THE DAUGHTERS OF THE KUSH …Hollywood



 

This intriguing new play, inspired by a true story, seems to suggest a racial conflict but author-producer George W, Corbin has larger issues to explore. In a black, tightly-knit sorority on an Iowa campus tragedy has struck. When a young woman dies, leading members of Kappa Lambda Nu (The Kush) are questioned by a detective: was it an accident, suicide or murder? 

The play takes us back in time and we must decide if their actions and decisions, motivated by a need to protect the sorority, are morally defensible.
 
The superb cast deliver amazingly delineated performances. Vanoy Burnough is dynamic as the embittered Clara; Alisa Murray is a poignant Rhonda; Dee Dee Stephens is magisterial as attorney-to-be Brenda; Hannah Mae Sturges is endearing as controversial pledge Kathy, and Brandon Raines is charming as an honorable sports coach.

 
Mack Miles is authoritative as Detective Diggs; Paris Nicole is touching as Ida, and Conor Sheehan amuses as a Frat Boy crashing into their house in his Confederate army uniform.


Director Veronica Thompson creates a vivid picture of life in a proud black sorority in the 1960’s. The set by Mark V, Jones is effective, but one hopes scene changes can be speeded up as they do halt the emotional drive of the play.

Playwright Corbin is a Brother of the Alpha Phi Alpha Fraternity at Cornell University and his meaningful play was developed in the Robey Theatre Company’s Advance Playwrights Lab. 

At The Stella Adler Theatre, 6773 Hollywood Blvd, (Highland Ave) through Oct 29. Tickets: (213) 908-5032 or https://corbinkush.eventbrite.com
Photos by Alberto Santillan.

This review also appears in the November issue of NOT BORN YESTERDAY

Friday, October 6, 2017

BR’ER COTTON …in West Hollywood

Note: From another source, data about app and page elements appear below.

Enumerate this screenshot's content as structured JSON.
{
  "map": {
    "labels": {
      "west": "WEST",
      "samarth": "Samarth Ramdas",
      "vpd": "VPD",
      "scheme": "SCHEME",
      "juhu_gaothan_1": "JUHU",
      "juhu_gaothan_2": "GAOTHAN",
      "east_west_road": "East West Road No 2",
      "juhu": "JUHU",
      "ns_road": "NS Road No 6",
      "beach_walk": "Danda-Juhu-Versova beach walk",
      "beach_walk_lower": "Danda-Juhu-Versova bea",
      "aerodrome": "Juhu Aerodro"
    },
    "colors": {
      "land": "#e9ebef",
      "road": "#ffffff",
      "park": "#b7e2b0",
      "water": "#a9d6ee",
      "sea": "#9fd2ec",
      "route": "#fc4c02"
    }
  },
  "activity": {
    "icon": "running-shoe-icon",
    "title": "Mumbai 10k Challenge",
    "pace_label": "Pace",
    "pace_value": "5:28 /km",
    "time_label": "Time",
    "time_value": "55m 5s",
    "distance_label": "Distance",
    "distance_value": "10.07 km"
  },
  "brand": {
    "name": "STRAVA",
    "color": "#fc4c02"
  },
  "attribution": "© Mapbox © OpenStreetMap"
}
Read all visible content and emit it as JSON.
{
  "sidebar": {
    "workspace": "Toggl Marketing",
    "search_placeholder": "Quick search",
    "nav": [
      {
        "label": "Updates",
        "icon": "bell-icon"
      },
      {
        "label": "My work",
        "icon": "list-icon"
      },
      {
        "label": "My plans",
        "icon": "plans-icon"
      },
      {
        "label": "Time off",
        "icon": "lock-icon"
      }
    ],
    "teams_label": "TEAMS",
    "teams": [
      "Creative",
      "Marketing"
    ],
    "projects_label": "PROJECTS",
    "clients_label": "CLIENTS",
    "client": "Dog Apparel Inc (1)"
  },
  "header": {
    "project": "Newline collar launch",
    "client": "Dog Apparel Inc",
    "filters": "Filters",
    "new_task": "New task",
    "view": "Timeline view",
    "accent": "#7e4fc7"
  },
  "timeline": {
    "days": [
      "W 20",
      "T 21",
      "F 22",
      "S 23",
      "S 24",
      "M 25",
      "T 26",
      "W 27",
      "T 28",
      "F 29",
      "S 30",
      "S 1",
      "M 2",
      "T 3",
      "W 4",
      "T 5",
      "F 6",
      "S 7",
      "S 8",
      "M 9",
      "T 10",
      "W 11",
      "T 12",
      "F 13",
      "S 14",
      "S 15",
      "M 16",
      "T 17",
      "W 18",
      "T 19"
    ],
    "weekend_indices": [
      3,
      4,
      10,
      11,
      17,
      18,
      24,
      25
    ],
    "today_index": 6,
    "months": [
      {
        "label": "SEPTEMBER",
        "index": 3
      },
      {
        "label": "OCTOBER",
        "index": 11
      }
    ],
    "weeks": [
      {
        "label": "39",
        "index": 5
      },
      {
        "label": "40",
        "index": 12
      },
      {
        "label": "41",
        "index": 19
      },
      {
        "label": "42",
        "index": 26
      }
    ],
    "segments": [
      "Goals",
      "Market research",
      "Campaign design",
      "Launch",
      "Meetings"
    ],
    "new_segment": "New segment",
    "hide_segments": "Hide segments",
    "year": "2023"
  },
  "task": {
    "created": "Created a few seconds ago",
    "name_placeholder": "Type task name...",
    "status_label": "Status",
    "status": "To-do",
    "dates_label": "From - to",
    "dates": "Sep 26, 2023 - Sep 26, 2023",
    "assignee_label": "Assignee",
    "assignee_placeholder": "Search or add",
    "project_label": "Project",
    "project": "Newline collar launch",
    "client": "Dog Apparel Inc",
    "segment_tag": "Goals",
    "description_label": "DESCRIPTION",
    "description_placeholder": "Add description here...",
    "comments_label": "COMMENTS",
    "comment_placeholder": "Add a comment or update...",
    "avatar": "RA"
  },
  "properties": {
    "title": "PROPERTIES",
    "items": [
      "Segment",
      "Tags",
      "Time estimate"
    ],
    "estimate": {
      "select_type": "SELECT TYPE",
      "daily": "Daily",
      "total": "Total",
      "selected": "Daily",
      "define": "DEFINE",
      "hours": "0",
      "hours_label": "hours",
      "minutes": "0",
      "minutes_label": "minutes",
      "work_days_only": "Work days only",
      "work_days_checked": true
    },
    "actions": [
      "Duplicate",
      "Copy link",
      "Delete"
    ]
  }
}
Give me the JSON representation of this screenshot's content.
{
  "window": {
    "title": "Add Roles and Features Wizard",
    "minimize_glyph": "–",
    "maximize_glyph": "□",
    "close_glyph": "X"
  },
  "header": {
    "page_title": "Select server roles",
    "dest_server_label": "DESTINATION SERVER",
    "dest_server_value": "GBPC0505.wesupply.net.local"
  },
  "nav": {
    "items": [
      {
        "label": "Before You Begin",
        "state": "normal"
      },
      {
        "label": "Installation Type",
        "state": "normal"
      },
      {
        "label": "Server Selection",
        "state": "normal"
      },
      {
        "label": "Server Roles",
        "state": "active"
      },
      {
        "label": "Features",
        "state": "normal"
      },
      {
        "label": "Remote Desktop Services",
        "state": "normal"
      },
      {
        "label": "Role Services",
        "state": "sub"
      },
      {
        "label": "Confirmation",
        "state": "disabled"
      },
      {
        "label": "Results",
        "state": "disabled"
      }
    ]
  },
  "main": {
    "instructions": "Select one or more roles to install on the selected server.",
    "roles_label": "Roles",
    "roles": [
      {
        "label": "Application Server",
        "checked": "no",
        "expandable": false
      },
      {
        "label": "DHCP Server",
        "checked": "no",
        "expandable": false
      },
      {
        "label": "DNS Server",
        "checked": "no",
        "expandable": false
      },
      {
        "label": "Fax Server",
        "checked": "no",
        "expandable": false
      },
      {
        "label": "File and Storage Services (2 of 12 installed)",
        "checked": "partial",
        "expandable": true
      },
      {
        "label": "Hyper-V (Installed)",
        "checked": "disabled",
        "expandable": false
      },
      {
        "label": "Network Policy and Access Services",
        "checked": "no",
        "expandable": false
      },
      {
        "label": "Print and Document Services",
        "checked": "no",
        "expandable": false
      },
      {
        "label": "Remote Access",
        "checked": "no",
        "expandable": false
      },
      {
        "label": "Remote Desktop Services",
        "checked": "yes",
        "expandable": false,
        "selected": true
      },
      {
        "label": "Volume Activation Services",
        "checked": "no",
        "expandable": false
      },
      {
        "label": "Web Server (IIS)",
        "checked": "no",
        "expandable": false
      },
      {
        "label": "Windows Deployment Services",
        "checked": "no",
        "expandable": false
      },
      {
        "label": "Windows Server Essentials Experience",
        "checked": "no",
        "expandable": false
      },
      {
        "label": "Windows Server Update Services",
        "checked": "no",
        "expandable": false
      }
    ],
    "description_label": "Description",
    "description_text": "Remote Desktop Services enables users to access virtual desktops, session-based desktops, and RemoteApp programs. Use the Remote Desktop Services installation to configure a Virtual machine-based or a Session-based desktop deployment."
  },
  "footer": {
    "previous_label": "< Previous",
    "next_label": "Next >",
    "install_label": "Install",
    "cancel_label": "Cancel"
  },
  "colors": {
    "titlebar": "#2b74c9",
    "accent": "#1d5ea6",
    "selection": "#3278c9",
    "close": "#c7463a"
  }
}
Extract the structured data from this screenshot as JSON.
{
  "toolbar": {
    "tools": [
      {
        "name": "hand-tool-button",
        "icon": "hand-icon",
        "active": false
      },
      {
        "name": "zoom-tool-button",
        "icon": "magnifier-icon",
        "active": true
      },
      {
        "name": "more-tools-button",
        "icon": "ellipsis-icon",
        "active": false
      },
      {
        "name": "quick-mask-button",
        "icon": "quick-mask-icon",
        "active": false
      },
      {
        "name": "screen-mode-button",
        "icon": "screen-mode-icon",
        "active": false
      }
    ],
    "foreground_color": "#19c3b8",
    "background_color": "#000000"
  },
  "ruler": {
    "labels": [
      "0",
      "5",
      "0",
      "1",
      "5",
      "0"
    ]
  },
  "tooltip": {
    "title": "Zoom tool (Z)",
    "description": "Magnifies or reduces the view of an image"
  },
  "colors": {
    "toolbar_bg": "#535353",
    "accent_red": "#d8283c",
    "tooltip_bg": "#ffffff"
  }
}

This forceful new play takes place in Lynchburg, Virginia, ‘Right-right now’ and shocking daily news stories seem to be incorporated into the dialogue. Angered by omnipresent headlines, where unarmed black men are killed by cops, a 14 year old black youth (Omete Anassi) determines to go into battle. 

His hard working mother (Yvonne Huff Lee) fights to keep her son out of danger, while his grandfather (Christopher Carrington), who in his youth lived through times of terror, gently mocks this growing passion even as he tries to assuage it.

With great insight, playwright Tearrance Arvelle Chisholm shows us that we live in a complicated world and only chaos and sorrow ensue when racial lines are drawn. A friendly police officer (Shawn Law), whose kind heart is covered by his intimidating uniform, brings perspective to an easy stereotype. 

In violent video games, played with a distant stranger/friend (Emmaline Jacott), the enemies are obvious - a terrifying armed big guy (Dane Oliver), and half-clad gal (Jasmine Wright) - but in life it’s not so simple.
 
Chisholm suggests that as long as each character recognizes their shared humanity all will be well. Then he shows that when we objectify people our human bond is broken. Twice, in this haunting play, I wept.


The superb cast are directed with brilliant intensity by Lower Depth Theatre Ensemble’s Gregg T. Daniel. Plaudits to David Mauer (set), Wendell C. Carmichael (Costumes) and Doug Oliphant for awesome choreography. Produced by Racquel Lehrman of Theatre Planners.

The Zephyr Theatre, 7456 Melrose Ave., Los Angeles, through Oct 29. Reservations: 323-960-7787 or www.lower-depth.com/on-stage. Street parking.

Photos by Ed Krieger.